Oh, indeed, yes it was. Homeowners couldn't pay their taxes, they couldn't make mortgage payments. They were being evicted also. So it really didn't make any difference if you were out of work, if you had to pay rent or you had to pay a mortgage payment, if you didn't have the money, you were out in the street.
And there were a lot of people going out in the street.
A lot of people. Every day you could walk up and down any block and see belongings sitting out there, mothers sitting there crying, children crying, fathers trying to look brave and in command. It was really pitiful.
OK. Let's cut for a second.

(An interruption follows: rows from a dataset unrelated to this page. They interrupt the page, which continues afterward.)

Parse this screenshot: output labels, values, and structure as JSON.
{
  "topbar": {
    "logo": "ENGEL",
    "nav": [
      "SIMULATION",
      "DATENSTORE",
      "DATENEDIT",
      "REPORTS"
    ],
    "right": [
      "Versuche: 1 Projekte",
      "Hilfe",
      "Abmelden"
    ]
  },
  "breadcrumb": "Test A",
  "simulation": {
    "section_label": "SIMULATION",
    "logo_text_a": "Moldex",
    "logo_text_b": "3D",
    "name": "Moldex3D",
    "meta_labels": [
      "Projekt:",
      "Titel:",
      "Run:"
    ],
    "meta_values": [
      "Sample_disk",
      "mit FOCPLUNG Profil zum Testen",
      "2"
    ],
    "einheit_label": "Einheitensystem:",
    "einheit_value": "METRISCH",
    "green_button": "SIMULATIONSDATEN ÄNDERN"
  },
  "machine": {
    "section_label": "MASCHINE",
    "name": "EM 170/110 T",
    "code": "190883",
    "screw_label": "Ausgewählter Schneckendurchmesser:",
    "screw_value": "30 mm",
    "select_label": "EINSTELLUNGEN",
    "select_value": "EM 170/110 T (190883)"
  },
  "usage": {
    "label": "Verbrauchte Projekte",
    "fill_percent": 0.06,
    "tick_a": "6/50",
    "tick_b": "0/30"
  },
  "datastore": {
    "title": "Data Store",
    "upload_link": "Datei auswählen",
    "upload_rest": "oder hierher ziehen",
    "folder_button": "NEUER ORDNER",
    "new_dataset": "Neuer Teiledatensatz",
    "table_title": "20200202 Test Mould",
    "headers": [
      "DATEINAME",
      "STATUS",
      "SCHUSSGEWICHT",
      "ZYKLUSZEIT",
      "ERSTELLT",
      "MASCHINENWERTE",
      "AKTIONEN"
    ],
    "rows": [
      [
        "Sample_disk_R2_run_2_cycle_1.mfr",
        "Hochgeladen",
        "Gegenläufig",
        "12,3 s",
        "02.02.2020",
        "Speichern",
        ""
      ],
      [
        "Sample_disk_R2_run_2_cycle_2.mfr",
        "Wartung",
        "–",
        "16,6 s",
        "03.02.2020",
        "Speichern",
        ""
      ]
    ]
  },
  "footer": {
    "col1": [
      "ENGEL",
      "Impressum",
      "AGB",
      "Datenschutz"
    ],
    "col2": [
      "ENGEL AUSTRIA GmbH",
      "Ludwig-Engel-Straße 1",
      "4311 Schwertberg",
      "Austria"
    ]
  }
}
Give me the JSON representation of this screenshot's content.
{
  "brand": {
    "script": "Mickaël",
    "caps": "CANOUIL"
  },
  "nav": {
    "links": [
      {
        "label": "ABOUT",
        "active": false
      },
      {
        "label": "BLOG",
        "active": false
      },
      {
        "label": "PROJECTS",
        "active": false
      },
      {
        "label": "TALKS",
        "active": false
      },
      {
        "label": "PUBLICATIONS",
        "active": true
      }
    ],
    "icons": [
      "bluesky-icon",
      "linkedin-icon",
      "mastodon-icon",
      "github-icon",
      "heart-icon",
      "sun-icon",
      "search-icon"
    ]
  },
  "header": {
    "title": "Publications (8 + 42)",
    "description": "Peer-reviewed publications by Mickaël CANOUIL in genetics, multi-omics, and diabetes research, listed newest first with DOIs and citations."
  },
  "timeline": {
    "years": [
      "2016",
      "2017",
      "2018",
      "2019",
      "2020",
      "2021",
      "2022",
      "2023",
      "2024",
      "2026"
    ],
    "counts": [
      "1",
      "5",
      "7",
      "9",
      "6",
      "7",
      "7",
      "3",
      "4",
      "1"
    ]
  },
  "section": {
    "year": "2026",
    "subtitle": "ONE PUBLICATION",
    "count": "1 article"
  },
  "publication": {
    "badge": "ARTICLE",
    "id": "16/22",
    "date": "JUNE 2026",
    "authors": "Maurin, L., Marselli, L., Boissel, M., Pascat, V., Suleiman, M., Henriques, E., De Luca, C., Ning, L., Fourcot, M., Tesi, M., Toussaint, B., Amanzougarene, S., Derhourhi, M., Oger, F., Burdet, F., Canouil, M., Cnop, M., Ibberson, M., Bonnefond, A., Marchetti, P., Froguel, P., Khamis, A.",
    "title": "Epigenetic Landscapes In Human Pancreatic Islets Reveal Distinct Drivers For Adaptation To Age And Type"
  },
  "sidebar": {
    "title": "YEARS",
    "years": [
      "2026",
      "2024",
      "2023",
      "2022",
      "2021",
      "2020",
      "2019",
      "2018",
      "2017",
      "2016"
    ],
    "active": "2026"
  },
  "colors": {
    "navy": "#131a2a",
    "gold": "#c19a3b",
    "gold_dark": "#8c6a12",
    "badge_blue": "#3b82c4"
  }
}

—out of automobile plants and...it was a time, for example, when Henry Ford was laying off more and more people. It went to an all-time low with 37,000 people employed in August of 1931. Do you remember any people losing their job at Ford?
Well, there were a couple of men in our neighborhood who worked at Ford, but we really didn't know them personally.
OK. Could you describe the Lower East Side?
Well, it's, it was, at that time at least, a neighborhood primarily of single homes. Many homeowners, but some renters, like ourselves. Frame homes, for the most part, small lots, narrow lots. You could stand in our bathroom and reach over to the bathroom next door. An assortment of nationalities, not an ethnic neighborhood by any means. Few first generation people, Americans, in our neighborhood, but a mixture of Italians, Belgians, Scottish people, German people, Irish people, just solid middle class working people, working class neighborhood.
OK. Let's cut, one second.
So, you're an 11-year-old girl, and you're walking down the street of, on the Lower East Side, and there are these groups of people meeting. Can you describe that scene for me?
Well, we did pass those groups, and we knew that somehow they were involved in complaints about the situation. But it was such a struggle for us, badly and cold and hunger [sic], that we really didn't pay a lot of attention to them.
Did you feel like you were on the edge of survival?
Oh indeed we did. And my mother was so anxious, and her anxiety was contagious. And it was the not-knowing so much of the time that, you know, you just didn't know where your next meal might be coming from. And that, that was really horrible.
OK. I wonder if you can go over that again. Someone slammed a door. Let's cut for a second.
Did you feel like you were on the edge of survival?
Well, we certainly did. And my mother was so anxious, and the anxiety was contagious. We didn't know from one day to the next where our next meal was coming from. It was horrible.
The last time you phrased it, you said, "It was the not-knowing."
Oh, OK. All right, it was.
Could you, well did you feel like you were on the edge of survival?
Well, we certainly did. It was the not-knowing, not knowing where our next meal was coming from. And out mother was so anxious, and the anxiety was contagious. It was really horrible.
In, with my own children, you know, if I were, if I didn't know how to feed them next, I mean, I get nervous when I run out of bananas! I can't imagine what the pressures would be on you, on your mother and father.
I'm surprised that my mother stayed sane. I really am, because there was just, it was too much to bear, really, to see eight children going hungry, and going cold, without coal in the coal bin. But I think she survived because she knew that she had to take care of her eight children. And so she was always so busy doing that...she, she was a survivor.
It'd take a lot of survivor instinct to make it through that.
It certainly did.
Do you remember that there was a march on, on the Ford River Rouge Plant?
Yes, I remember it very well, and I remember seeing the pictures in the paper, and having my dad talk about it. But no one in my family participated.
How did you feel that these people were killed?
Well, I was frightened, naturally. I mean the fact that we were hungry and we were cold was one thing, but that people were being killed because of it just made the situation that much worse.
Apparently business people were quite scared of what was happening.
Well, yes they were, because there was a lot of talk, a lot talk against people with money, and what some called rabble-rousing. And sure it was frightening. It's always frightening when there's a mob, and especially if they're demanding something that you have.
OK, let's cut.